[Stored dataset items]
- Opening Delimiter -

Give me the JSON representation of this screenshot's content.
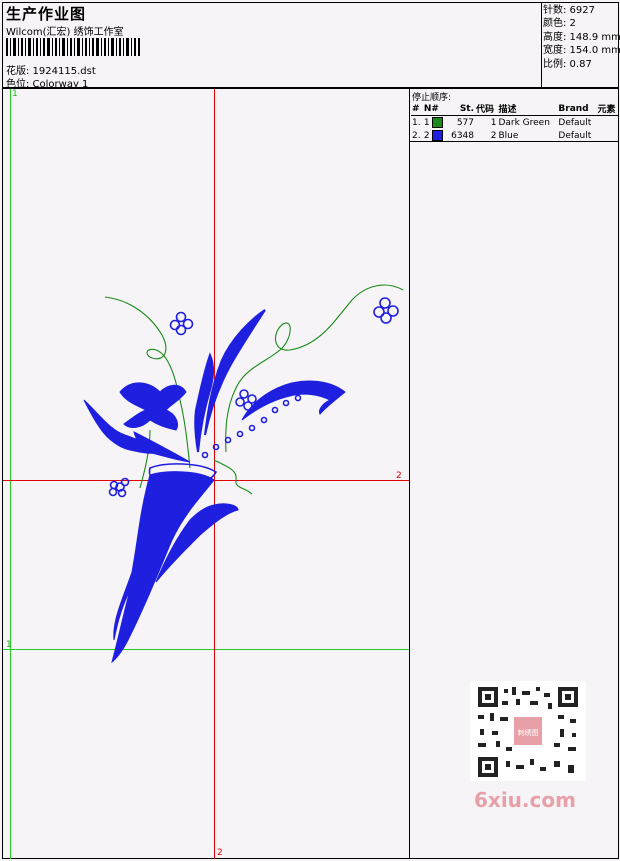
{
  "header": {
    "title": "生产作业图",
    "subtitle": "Wilcom(汇宏) 绣饰工作室",
    "design_line": "花版: 1924115.dst",
    "colorway_line": "色位: Colorway 1"
  },
  "stats": {
    "stitches": "针数: 6927",
    "colors": "颜色: 2",
    "height": "高度: 148.9 mm",
    "width": "宽度: 154.0 mm",
    "scale": "比例: 0.87"
  },
  "stop_sequence": {
    "title": "停止顺序:",
    "columns": [
      "#",
      "N#",
      "St.",
      "代码",
      "描述",
      "Brand",
      "元素"
    ],
    "rows": [
      {
        "index": "1.",
        "needle": "1",
        "swatch": "#1a8a1a",
        "stitches": "577",
        "code": "1",
        "desc": "Dark Green",
        "brand": "Default",
        "element": ""
      },
      {
        "index": "2.",
        "needle": "2",
        "swatch": "#1f1fe0",
        "stitches": "6348",
        "code": "2",
        "desc": "Blue",
        "brand": "Default",
        "element": ""
      }
    ]
  },
  "guides": {
    "green_v": "1",
    "green_h": "1",
    "red_v": "2",
    "red_h": "2"
  },
  "watermark": {
    "qr_logo": "刺绣图",
    "site": "6xiu.com"
  },
  "colors": {
    "thread_green": "#1a8a1a",
    "thread_blue": "#1f1fe0",
    "guide_green": "#22cc22",
    "guide_red": "#e00000"
  }
}
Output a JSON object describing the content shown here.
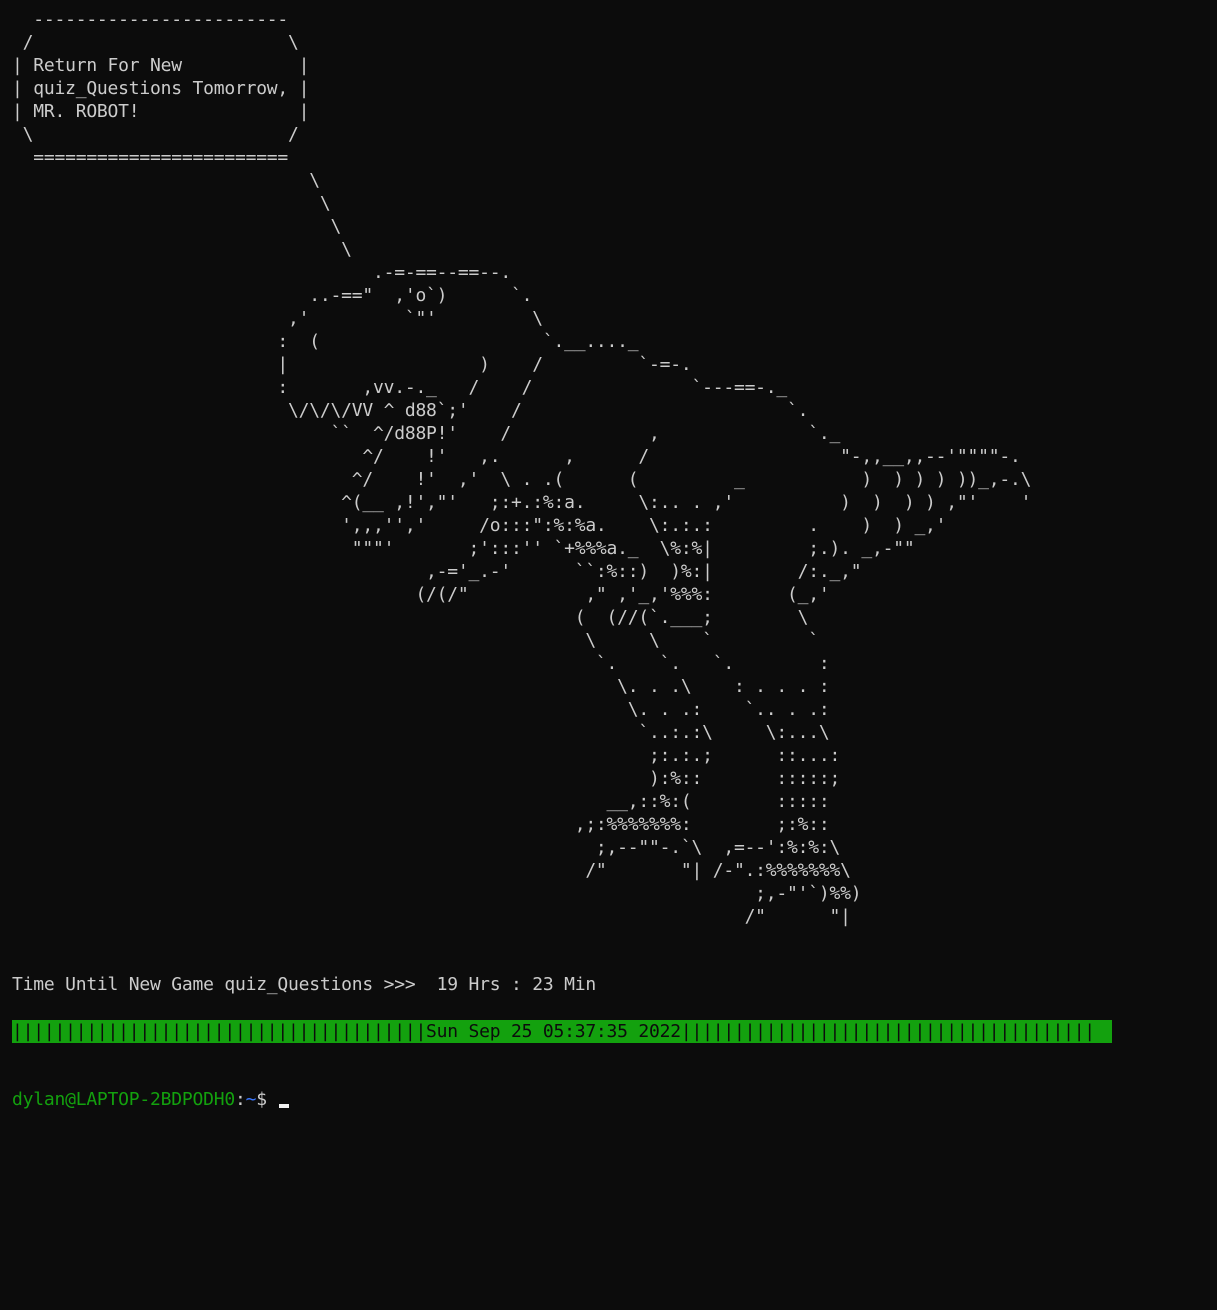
{
  "ascii_art": "  ------------------------\n /                        \\\n| Return For New           |\n| quiz_Questions Tomorrow, |\n| MR. ROBOT!               |\n \\                        /\n  ========================\n                            \\\n                             \\\n                              \\\n                               \\\n                                  .-=-==--==--.\n                            ..-==\"  ,'o`)      `.\n                          ,'         `\"'         \\\n                         :  (                     `.__...._\n                         |                  )    /         `-=-.\n                         :       ,vv.-._   /    /               `---==-._\n                          \\/\\/\\/VV ^ d88`;'    /                         `.\n                              ``  ^/d88P!'    /             ,              `._\n                                 ^/    !'   ,.      ,      /                  \"-,,__,,--'\"\"\"\"-.\n                                ^/    !'  ,'  \\ . .(      (         _           )  ) ) ) ))_,-.\\\n                               ^(__ ,!',\"'   ;:+.:%:a.     \\:.. . ,'          )  )  ) ) ,\"'    '\n                               ',,,'','     /o:::\":%:%a.    \\:.:.:         .    )  ) _,'\n                                \"\"\"'       ;':::'' `+%%%a._  \\%:%|         ;.). _,-\"\"\n                                       ,-='_.-'      ``:%::)  )%:|        /:._,\"\n                                      (/(/\"           ,\" ,'_,'%%%:       (_,'\n                                                     (  (//(`.___;        \\\n                                                      \\     \\    `         `\n                                                       `.    `.   `.        :\n                                                         \\. . .\\    : . . . :\n                                                          \\. . .:    `.. . .:\n                                                           `..:.:\\     \\:...\\\n                                                            ;:.:.;      ::...:\n                                                            ):%::       :::::;\n                                                        __,::%:(        :::::\n                                                     ,;:%%%%%%%:        ;:%::\n                                                       ;,--\"\"-.`\\  ,=--':%:%:\\\n                                                      /\"       \"| /-\".:%%%%%%%\\\n                                                                      ;,-\"'`)%%)\n                                                                     /\"      \"|",
  "countdown": {
    "text": "Time Until New Game quiz_Questions >>>  19 Hrs : 23 Min"
  },
  "progress_bar": {
    "text": "|||||||||||||||||||||||||||||||||||||||Sun Sep 25 05:37:35 2022|||||||||||||||||||||||||||||||||||||||",
    "color": "#13a10e"
  },
  "prompt": {
    "user_host": "dylan@LAPTOP-2BDPODH0",
    "separator": ":",
    "path": "~",
    "symbol": "$ "
  }
}
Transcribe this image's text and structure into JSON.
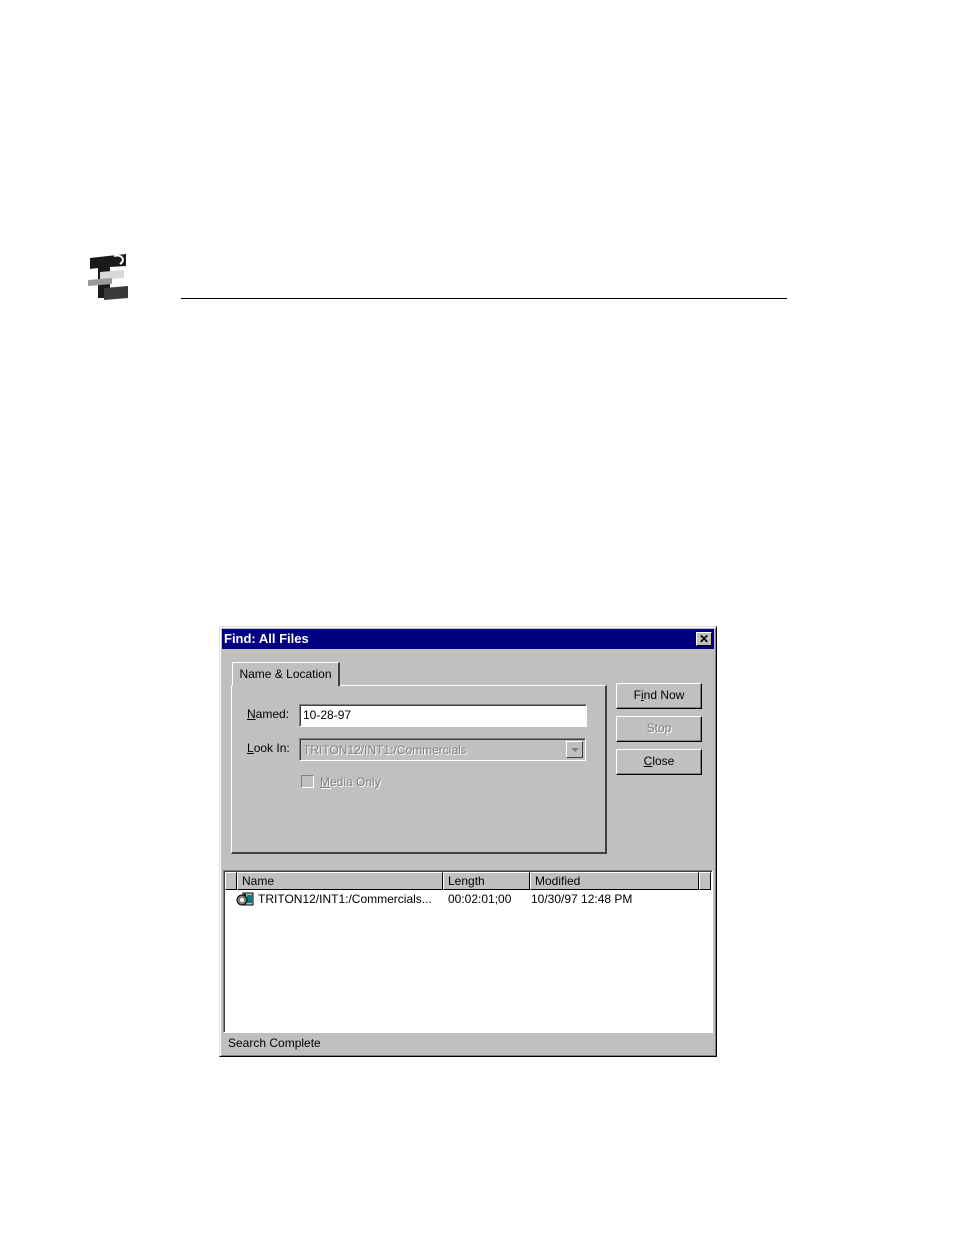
{
  "dialog": {
    "title": "Find: All Files",
    "close_glyph": "✕",
    "tab_label": "Name & Location",
    "named_label_key": "N",
    "named_label_rest": "amed:",
    "named_value": "10-28-97",
    "lookin_label_key": "L",
    "lookin_label_rest": "ook In:",
    "lookin_value": "TRITON12/INT1:/Commercials",
    "media_only_key": "M",
    "media_only_rest": "edia Only",
    "find_now_pre": "F",
    "find_now_key": "i",
    "find_now_post": "nd Now",
    "stop_label": "Stop",
    "close_key": "C",
    "close_rest": "lose",
    "columns": [
      "Name",
      "Length",
      "Modified"
    ],
    "rows": [
      {
        "name": "TRITON12/INT1:/Commercials...",
        "length": "00:02:01;00",
        "modified": "10/30/97 12:48 PM",
        "icon": "clip-file-icon"
      }
    ],
    "status": "Search Complete"
  },
  "colors": {
    "titlebar": "#000080",
    "face": "#c0c0c0"
  }
}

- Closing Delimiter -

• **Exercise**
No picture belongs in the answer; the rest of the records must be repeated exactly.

• **Solution for this exercise**
Give me the JSON representation of this screenshot's content.
{
  "header": {
    "title": "生产作业图",
    "subtitle": "Wilcom(汇宏) 绣饰工作室",
    "design_line": "花版: 1924115.dst",
    "colorway_line": "色位: Colorway 1"
  },
  "stats": {
    "stitches": "针数: 6927",
    "colors": "颜色: 2",
    "height": "高度: 148.9 mm",
    "width": "宽度: 154.0 mm",
    "scale": "比例: 0.87"
  },
  "stop_sequence": {
    "title": "停止顺序:",
    "columns": [
      "#",
      "N#",
      "St.",
      "代码",
      "描述",
      "Brand",
      "元素"
    ],
    "rows": [
      {
        "index": "1.",
        "needle": "1",
        "swatch": "#1a8a1a",
        "stitches": "577",
        "code": "1",
        "desc": "Dark Green",
        "brand": "Default",
        "element": ""
      },
      {
        "index": "2.",
        "needle": "2",
        "swatch": "#1f1fe0",
        "stitches": "6348",
        "code": "2",
        "desc": "Blue",
        "brand": "Default",
        "element": ""
      }
    ]
  },
  "guides": {
    "green_v": "1",
    "green_h": "1",
    "red_v": "2",
    "red_h": "2"
  },
  "watermark": {
    "qr_logo": "刺绣图",
    "site": "6xiu.com"
  },
  "colors": {
    "thread_green": "#1a8a1a",
    "thread_blue": "#1f1fe0",
    "guide_green": "#22cc22",
    "guide_red": "#e00000"
  }
}
Output a JSON object describing the content shown here.
{
  "ascii_art": "  ------------------------\n /                        \\\n| Return For New           |\n| quiz_Questions Tomorrow, |\n| MR. ROBOT!               |\n \\                        /\n  ========================\n                            \\\n                             \\\n                              \\\n                               \\\n                                  .-=-==--==--.\n                            ..-==\"  ,'o`)      `.\n                          ,'         `\"'         \\\n                         :  (                     `.__...._\n                         |                  )    /         `-=-.\n                         :       ,vv.-._   /    /               `---==-._\n                          \\/\\/\\/VV ^ d88`;'    /                         `.\n                              ``  ^/d88P!'    /             ,              `._\n                                 ^/    !'   ,.      ,      /                  \"-,,__,,--'\"\"\"\"-.\n                                ^/    !'  ,'  \\ . .(      (         _           )  ) ) ) ))_,-.\\\n                               ^(__ ,!',\"'   ;:+.:%:a.     \\:.. . ,'          )  )  ) ) ,\"'    '\n                               ',,,'','     /o:::\":%:%a.    \\:.:.:         .    )  ) _,'\n                                \"\"\"'       ;':::'' `+%%%a._  \\%:%|         ;.). _,-\"\"\n                                       ,-='_.-'      ``:%::)  )%:|        /:._,\"\n                                      (/(/\"           ,\" ,'_,'%%%:       (_,'\n                                                     (  (//(`.___;        \\\n                                                      \\     \\    `         `\n                                                       `.    `.   `.        :\n                                                         \\. . .\\    : . . . :\n                                                          \\. . .:    `.. . .:\n                                                           `..:.:\\     \\:...\\\n                                                            ;:.:.;      ::...:\n                                                            ):%::       :::::;\n                                                        __,::%:(        :::::\n                                                     ,;:%%%%%%%:        ;:%::\n                                                       ;,--\"\"-.`\\  ,=--':%:%:\\\n                                                      /\"       \"| /-\".:%%%%%%%\\\n                                                                      ;,-\"'`)%%)\n                                                                     /\"      \"|",
  "countdown": {
    "text": "Time Until New Game quiz_Questions >>>  19 Hrs : 23 Min"
  },
  "progress_bar": {
    "text": "|||||||||||||||||||||||||||||||||||||||Sun Sep 25 05:37:35 2022|||||||||||||||||||||||||||||||||||||||",
    "color": "#13a10e"
  },
  "prompt": {
    "user_host": "dylan@LAPTOP-2BDPODH0",
    "separator": ":",
    "path": "~",
    "symbol": "$ "
  }
}
Transcribe this image's text and structure into JSON.
{
  "dialog": {
    "title": "Find: All Files",
    "close_glyph": "✕",
    "tab_label": "Name & Location",
    "named_label_key": "N",
    "named_label_rest": "amed:",
    "named_value": "10-28-97",
    "lookin_label_key": "L",
    "lookin_label_rest": "ook In:",
    "lookin_value": "TRITON12/INT1:/Commercials",
    "media_only_key": "M",
    "media_only_rest": "edia Only",
    "find_now_pre": "F",
    "find_now_key": "i",
    "find_now_post": "nd Now",
    "stop_label": "Stop",
    "close_key": "C",
    "close_rest": "lose",
    "columns": [
      "Name",
      "Length",
      "Modified"
    ],
    "rows": [
      {
        "name": "TRITON12/INT1:/Commercials...",
        "length": "00:02:01;00",
        "modified": "10/30/97 12:48 PM",
        "icon": "clip-file-icon"
      }
    ],
    "status": "Search Complete"
  },
  "colors": {
    "titlebar": "#000080",
    "face": "#c0c0c0"
  }
}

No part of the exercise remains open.